Date of Award:


Document Type:


Degree Name:

Master of Education (MEd)


School of Teacher Education and Leadership

Committee Chair(s)

E. A. Jacobsen


E. A. Jacobsen


John C. Carlisle


Wallace J. Vickers


Evan B. Murray


David R. Stone

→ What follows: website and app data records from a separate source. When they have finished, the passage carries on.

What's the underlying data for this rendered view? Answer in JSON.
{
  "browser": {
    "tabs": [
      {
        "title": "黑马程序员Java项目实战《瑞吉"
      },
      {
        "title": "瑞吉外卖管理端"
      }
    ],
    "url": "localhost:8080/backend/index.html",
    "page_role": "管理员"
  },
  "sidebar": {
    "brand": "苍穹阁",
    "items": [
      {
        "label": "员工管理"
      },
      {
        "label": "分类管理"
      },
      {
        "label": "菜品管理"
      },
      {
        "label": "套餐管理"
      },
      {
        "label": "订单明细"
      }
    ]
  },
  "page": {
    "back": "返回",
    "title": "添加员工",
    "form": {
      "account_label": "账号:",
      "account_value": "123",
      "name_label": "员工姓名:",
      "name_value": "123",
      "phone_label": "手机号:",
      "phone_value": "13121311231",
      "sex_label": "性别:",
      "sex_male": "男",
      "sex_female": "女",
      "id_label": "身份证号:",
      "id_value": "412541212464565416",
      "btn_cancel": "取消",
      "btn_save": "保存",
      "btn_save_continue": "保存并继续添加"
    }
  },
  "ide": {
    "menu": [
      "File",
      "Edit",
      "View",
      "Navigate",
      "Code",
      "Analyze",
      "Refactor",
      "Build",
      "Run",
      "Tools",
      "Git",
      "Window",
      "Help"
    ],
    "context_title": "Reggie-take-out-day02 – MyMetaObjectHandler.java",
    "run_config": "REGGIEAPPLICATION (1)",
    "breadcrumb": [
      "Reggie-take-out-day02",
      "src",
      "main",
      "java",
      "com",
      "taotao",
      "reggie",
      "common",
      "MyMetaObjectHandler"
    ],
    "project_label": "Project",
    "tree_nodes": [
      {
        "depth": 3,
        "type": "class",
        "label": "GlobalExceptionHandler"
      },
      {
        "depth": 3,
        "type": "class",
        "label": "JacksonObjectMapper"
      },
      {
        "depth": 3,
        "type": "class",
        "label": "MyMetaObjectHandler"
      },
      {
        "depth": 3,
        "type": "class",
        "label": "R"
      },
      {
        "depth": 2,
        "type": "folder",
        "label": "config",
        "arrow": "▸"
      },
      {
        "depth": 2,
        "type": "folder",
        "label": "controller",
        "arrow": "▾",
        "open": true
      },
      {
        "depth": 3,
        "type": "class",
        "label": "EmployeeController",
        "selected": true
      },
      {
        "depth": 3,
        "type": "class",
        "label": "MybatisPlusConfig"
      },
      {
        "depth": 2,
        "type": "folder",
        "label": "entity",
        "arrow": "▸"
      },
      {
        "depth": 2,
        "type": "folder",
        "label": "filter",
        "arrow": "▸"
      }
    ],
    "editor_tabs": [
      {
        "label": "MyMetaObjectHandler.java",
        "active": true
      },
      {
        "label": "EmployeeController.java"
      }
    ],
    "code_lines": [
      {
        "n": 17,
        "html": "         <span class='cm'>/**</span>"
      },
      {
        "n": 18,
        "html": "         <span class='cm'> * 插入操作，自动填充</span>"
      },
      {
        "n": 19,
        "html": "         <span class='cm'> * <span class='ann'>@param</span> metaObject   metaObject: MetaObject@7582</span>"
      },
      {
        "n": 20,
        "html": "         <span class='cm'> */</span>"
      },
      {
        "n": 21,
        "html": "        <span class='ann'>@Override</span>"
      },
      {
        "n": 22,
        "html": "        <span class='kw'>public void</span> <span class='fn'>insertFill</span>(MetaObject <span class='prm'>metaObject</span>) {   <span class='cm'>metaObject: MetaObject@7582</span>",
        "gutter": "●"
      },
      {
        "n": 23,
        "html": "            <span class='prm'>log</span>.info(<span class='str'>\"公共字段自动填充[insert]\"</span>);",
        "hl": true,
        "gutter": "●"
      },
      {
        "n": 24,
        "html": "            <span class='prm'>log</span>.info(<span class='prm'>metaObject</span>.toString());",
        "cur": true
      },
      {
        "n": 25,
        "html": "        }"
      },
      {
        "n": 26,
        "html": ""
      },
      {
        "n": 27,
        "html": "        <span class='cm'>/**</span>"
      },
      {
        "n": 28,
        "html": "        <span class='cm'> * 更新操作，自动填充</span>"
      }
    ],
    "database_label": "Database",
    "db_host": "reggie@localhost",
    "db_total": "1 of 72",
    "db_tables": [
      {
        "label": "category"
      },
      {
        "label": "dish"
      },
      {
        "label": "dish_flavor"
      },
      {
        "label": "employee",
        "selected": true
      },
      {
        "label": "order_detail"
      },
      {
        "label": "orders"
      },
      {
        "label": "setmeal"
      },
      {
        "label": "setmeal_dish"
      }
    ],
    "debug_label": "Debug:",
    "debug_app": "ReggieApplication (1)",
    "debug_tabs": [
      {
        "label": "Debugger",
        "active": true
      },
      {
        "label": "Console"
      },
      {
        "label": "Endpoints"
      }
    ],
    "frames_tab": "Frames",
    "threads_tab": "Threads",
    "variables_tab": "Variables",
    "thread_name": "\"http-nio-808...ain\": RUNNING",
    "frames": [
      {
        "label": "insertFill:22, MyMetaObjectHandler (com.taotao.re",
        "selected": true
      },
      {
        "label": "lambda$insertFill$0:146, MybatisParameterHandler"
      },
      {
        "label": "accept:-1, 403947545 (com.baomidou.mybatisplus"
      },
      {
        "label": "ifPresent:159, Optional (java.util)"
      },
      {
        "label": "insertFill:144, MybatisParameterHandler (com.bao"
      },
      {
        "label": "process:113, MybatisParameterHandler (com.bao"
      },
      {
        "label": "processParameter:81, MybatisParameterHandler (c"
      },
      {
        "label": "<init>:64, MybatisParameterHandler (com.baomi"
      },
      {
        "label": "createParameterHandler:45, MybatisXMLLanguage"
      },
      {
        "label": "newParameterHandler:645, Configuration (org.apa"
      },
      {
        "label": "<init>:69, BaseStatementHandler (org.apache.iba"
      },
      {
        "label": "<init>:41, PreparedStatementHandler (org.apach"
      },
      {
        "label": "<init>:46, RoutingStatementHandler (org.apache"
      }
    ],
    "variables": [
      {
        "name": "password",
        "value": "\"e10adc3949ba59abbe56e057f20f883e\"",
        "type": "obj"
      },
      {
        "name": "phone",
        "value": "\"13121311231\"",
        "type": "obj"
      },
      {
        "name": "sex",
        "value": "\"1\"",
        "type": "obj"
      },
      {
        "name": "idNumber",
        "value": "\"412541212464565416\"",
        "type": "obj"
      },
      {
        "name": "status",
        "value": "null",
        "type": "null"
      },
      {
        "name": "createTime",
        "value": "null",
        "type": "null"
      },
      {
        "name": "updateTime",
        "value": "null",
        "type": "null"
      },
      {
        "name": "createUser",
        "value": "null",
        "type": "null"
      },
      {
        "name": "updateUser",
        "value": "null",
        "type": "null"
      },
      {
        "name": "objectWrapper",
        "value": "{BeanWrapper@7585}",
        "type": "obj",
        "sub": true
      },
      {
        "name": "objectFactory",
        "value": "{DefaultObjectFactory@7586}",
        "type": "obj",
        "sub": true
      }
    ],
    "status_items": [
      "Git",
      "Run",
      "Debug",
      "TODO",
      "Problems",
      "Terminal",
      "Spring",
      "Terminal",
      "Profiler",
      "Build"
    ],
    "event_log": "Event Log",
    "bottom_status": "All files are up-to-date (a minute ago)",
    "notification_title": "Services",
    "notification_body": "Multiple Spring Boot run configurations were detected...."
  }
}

Supervision of instruction, in the schools of the United States, has developed through a long and arduous process to the position where it is today considered by our leading educators to be a vital part of the educational system. It has been used in varying degrees of intensity as a tool in helping education to achieve its goals, but seldom has it been utilized so energetically and. so skillfully as to produce the best possible results. There is considerable evidence, that supervision, with its resultant beneficial eftects, has been applied leas vigorously in the secondary schools than it has in the elementary schools. For this reason the present study is concerned with obtaining objective information about the present status of supervision in the high schools of Utah. It is the modern view that supervision, to be most effective, must be carried on in a democratic, cooperative manner, with all parties concerned contributing to its success to the best of their abilities. Consistent with this view, in the present study the high school teachers of the state of Utah will be asked to contribute to the understanding of supervisory problems by indicating what their supervisory needs are and what is being done by supervisory personnel to meet these needs. The purpose of this study is actually three-told, first, to discover the teaching activities in which Utah high school teachers feel they need supervisory help; second, to discover whether teacher needs are being met; and third, if the needs are being met, to discover by what method.